● What you will do: What you return should match the records below exactly.

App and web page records

------------

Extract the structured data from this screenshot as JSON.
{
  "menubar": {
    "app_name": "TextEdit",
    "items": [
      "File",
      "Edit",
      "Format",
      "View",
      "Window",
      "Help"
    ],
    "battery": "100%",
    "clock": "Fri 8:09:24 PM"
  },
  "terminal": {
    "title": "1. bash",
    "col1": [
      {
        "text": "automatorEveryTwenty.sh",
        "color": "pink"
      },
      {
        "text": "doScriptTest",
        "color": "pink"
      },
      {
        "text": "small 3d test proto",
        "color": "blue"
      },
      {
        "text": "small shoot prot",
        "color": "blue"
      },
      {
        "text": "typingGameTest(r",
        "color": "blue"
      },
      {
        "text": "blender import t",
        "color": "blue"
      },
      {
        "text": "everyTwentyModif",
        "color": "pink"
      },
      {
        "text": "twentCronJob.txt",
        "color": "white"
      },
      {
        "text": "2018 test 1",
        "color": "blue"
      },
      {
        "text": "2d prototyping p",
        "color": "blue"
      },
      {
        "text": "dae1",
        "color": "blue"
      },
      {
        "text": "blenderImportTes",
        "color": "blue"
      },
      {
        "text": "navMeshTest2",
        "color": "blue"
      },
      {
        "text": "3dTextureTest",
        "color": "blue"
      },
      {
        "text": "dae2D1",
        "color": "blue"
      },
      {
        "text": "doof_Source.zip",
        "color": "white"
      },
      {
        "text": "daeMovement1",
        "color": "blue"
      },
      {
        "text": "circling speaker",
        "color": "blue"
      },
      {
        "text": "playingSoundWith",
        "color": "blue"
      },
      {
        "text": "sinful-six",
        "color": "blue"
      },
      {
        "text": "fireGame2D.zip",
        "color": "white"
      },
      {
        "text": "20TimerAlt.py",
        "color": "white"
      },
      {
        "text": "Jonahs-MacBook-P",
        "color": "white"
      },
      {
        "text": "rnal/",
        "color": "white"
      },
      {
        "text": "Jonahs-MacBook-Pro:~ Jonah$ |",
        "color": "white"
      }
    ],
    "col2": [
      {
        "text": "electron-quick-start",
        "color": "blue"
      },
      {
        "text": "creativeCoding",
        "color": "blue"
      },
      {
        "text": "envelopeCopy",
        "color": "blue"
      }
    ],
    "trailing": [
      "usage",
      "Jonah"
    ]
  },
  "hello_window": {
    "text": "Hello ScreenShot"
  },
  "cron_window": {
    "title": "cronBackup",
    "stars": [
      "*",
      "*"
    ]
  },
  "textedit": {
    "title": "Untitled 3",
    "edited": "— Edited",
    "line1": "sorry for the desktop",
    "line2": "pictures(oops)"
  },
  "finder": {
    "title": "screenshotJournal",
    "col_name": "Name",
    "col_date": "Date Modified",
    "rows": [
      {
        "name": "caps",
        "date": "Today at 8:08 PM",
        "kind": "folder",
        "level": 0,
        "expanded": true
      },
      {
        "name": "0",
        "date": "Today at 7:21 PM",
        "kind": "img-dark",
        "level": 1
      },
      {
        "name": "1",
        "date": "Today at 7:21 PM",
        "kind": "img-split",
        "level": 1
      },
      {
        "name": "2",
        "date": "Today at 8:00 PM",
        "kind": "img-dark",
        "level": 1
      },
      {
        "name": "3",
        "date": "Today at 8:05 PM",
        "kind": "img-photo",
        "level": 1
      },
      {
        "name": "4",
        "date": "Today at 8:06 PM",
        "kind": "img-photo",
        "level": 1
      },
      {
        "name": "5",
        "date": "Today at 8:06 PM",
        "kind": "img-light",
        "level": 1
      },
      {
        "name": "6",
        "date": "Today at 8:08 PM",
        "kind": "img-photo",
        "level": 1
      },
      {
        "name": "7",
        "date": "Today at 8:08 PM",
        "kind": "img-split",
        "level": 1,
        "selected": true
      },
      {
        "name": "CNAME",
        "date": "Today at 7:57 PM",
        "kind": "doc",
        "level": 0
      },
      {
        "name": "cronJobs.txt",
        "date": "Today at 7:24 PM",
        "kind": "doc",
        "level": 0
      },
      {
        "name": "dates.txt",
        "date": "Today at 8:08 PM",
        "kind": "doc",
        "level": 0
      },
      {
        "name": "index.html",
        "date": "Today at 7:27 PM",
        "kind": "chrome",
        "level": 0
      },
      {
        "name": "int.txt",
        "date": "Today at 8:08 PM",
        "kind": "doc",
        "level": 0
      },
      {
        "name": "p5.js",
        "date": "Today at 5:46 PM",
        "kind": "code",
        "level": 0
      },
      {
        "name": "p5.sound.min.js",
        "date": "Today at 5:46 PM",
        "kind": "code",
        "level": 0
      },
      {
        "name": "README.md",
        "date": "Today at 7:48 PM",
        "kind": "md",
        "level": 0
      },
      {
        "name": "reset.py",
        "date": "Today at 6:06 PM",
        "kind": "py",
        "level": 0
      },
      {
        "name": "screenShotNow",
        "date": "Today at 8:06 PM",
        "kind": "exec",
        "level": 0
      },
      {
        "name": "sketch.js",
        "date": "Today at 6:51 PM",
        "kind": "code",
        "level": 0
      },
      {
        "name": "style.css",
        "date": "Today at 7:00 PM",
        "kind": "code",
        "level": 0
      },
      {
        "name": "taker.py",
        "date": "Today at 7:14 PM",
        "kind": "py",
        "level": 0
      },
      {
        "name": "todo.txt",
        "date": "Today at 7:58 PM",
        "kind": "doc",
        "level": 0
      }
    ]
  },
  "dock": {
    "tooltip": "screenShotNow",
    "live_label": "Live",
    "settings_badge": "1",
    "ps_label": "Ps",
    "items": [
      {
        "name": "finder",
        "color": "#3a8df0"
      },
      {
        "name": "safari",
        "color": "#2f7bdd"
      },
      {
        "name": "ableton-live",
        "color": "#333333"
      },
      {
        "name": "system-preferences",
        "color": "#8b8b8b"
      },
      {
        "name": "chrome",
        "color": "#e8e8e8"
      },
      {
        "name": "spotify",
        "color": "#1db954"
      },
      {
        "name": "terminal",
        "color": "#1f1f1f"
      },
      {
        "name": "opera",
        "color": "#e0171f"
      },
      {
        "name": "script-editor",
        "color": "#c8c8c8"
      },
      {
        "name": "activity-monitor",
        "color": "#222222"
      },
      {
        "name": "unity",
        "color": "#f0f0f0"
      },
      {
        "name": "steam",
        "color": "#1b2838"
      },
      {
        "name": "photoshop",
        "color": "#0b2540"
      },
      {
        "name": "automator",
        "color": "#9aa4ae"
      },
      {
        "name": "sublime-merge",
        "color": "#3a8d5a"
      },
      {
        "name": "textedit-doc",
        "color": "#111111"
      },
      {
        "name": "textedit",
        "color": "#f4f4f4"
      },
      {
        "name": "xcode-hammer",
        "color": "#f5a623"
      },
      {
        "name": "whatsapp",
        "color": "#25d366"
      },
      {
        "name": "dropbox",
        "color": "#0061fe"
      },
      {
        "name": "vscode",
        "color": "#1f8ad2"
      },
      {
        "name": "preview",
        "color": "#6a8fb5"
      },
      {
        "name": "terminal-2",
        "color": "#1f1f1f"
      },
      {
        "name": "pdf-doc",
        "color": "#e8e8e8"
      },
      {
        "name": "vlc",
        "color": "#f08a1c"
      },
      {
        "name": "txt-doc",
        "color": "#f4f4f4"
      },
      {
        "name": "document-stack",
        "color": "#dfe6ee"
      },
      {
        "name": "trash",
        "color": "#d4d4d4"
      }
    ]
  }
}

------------

● Answer to this exercise:
Extract the structured data from this screenshot as JSON.
{
  "menubar": {
    "app_name": "TextEdit",
    "items": [
      "File",
      "Edit",
      "Format",
      "View",
      "Window",
      "Help"
    ],
    "battery": "100%",
    "clock": "Fri 8:09:24 PM"
  },
  "terminal": {
    "title": "1. bash",
    "col1": [
      {
        "text": "automatorEveryTwenty.sh",
        "color": "pink"
      },
      {
        "text": "doScriptTest",
        "color": "pink"
      },
      {
        "text": "small 3d test proto",
        "color": "blue"
      },
      {
        "text": "small shoot prot",
        "color": "blue"
      },
      {
        "text": "typingGameTest(r",
        "color": "blue"
      },
      {
        "text": "blender import t",
        "color": "blue"
      },
      {
        "text": "everyTwentyModif",
        "color": "pink"
      },
      {
        "text": "twentCronJob.txt",
        "color": "white"
      },
      {
        "text": "2018 test 1",
        "color": "blue"
      },
      {
        "text": "2d prototyping p",
        "color": "blue"
      },
      {
        "text": "dae1",
        "color": "blue"
      },
      {
        "text": "blenderImportTes",
        "color": "blue"
      },
      {
        "text": "navMeshTest2",
        "color": "blue"
      },
      {
        "text": "3dTextureTest",
        "color": "blue"
      },
      {
        "text": "dae2D1",
        "color": "blue"
      },
      {
        "text": "doof_Source.zip",
        "color": "white"
      },
      {
        "text": "daeMovement1",
        "color": "blue"
      },
      {
        "text": "circling speaker",
        "color": "blue"
      },
      {
        "text": "playingSoundWith",
        "color": "blue"
      },
      {
        "text": "sinful-six",
        "color": "blue"
      },
      {
        "text": "fireGame2D.zip",
        "color": "white"
      },
      {
        "text": "20TimerAlt.py",
        "color": "white"
      },
      {
        "text": "Jonahs-MacBook-P",
        "color": "white"
      },
      {
        "text": "rnal/",
        "color": "white"
      },
      {
        "text": "Jonahs-MacBook-Pro:~ Jonah$ |",
        "color": "white"
      }
    ],
    "col2": [
      {
        "text": "electron-quick-start",
        "color": "blue"
      },
      {
        "text": "creativeCoding",
        "color": "blue"
      },
      {
        "text": "envelopeCopy",
        "color": "blue"
      }
    ],
    "trailing": [
      "usage",
      "Jonah"
    ]
  },
  "hello_window": {
    "text": "Hello ScreenShot"
  },
  "cron_window": {
    "title": "cronBackup",
    "stars": [
      "*",
      "*"
    ]
  },
  "textedit": {
    "title": "Untitled 3",
    "edited": "— Edited",
    "line1": "sorry for the desktop",
    "line2": "pictures(oops)"
  },
  "finder": {
    "title": "screenshotJournal",
    "col_name": "Name",
    "col_date": "Date Modified",
    "rows": [
      {
        "name": "caps",
        "date": "Today at 8:08 PM",
        "kind": "folder",
        "level": 0,
        "expanded": true
      },
      {
        "name": "0",
        "date": "Today at 7:21 PM",
        "kind": "img-dark",
        "level": 1
      },
      {
        "name": "1",
        "date": "Today at 7:21 PM",
        "kind": "img-split",
        "level": 1
      },
      {
        "name": "2",
        "date": "Today at 8:00 PM",
        "kind": "img-dark",
        "level": 1
      },
      {
        "name": "3",
        "date": "Today at 8:05 PM",
        "kind": "img-photo",
        "level": 1
      },
      {
        "name": "4",
        "date": "Today at 8:06 PM",
        "kind": "img-photo",
        "level": 1
      },
      {
        "name": "5",
        "date": "Today at 8:06 PM",
        "kind": "img-light",
        "level": 1
      },
      {
        "name": "6",
        "date": "Today at 8:08 PM",
        "kind": "img-photo",
        "level": 1
      },
      {
        "name": "7",
        "date": "Today at 8:08 PM",
        "kind": "img-split",
        "level": 1,
        "selected": true
      },
      {
        "name": "CNAME",
        "date": "Today at 7:57 PM",
        "kind": "doc",
        "level": 0
      },
      {
        "name": "cronJobs.txt",
        "date": "Today at 7:24 PM",
        "kind": "doc",
        "level": 0
      },
      {
        "name": "dates.txt",
        "date": "Today at 8:08 PM",
        "kind": "doc",
        "level": 0
      },
      {
        "name": "index.html",
        "date": "Today at 7:27 PM",
        "kind": "chrome",
        "level": 0
      },
      {
        "name": "int.txt",
        "date": "Today at 8:08 PM",
        "kind": "doc",
        "level": 0
      },
      {
        "name": "p5.js",
        "date": "Today at 5:46 PM",
        "kind": "code",
        "level": 0
      },
      {
        "name": "p5.sound.min.js",
        "date": "Today at 5:46 PM",
        "kind": "code",
        "level": 0
      },
      {
        "name": "README.md",
        "date": "Today at 7:48 PM",
        "kind": "md",
        "level": 0
      },
      {
        "name": "reset.py",
        "date": "Today at 6:06 PM",
        "kind": "py",
        "level": 0
      },
      {
        "name": "screenShotNow",
        "date": "Today at 8:06 PM",
        "kind": "exec",
        "level": 0
      },
      {
        "name": "sketch.js",
        "date": "Today at 6:51 PM",
        "kind": "code",
        "level": 0
      },
      {
        "name": "style.css",
        "date": "Today at 7:00 PM",
        "kind": "code",
        "level": 0
      },
      {
        "name": "taker.py",
        "date": "Today at 7:14 PM",
        "kind": "py",
        "level": 0
      },
      {
        "name": "todo.txt",
        "date": "Today at 7:58 PM",
        "kind": "doc",
        "level": 0
      }
    ]
  },
  "dock": {
    "tooltip": "screenShotNow",
    "live_label": "Live",
    "settings_badge": "1",
    "ps_label": "Ps",
    "items": [
      {
        "name": "finder",
        "color": "#3a8df0"
      },
      {
        "name": "safari",
        "color": "#2f7bdd"
      },
      {
        "name": "ableton-live",
        "color": "#333333"
      },
      {
        "name": "system-preferences",
        "color": "#8b8b8b"
      },
      {
        "name": "chrome",
        "color": "#e8e8e8"
      },
      {
        "name": "spotify",
        "color": "#1db954"
      },
      {
        "name": "terminal",
        "color": "#1f1f1f"
      },
      {
        "name": "opera",
        "color": "#e0171f"
      },
      {
        "name": "script-editor",
        "color": "#c8c8c8"
      },
      {
        "name": "activity-monitor",
        "color": "#222222"
      },
      {
        "name": "unity",
        "color": "#f0f0f0"
      },
      {
        "name": "steam",
        "color": "#1b2838"
      },
      {
        "name": "photoshop",
        "color": "#0b2540"
      },
      {
        "name": "automator",
        "color": "#9aa4ae"
      },
      {
        "name": "sublime-merge",
        "color": "#3a8d5a"
      },
      {
        "name": "textedit-doc",
        "color": "#111111"
      },
      {
        "name": "textedit",
        "color": "#f4f4f4"
      },
      {
        "name": "xcode-hammer",
        "color": "#f5a623"
      },
      {
        "name": "whatsapp",
        "color": "#25d366"
      },
      {
        "name": "dropbox",
        "color": "#0061fe"
      },
      {
        "name": "vscode",
        "color": "#1f8ad2"
      },
      {
        "name": "preview",
        "color": "#6a8fb5"
      },
      {
        "name": "terminal-2",
        "color": "#1f1f1f"
      },
      {
        "name": "pdf-doc",
        "color": "#e8e8e8"
      },
      {
        "name": "vlc",
        "color": "#f08a1c"
      },
      {
        "name": "txt-doc",
        "color": "#f4f4f4"
      },
      {
        "name": "document-stack",
        "color": "#dfe6ee"
      },
      {
        "name": "trash",
        "color": "#d4d4d4"
      }
    ]
  }
}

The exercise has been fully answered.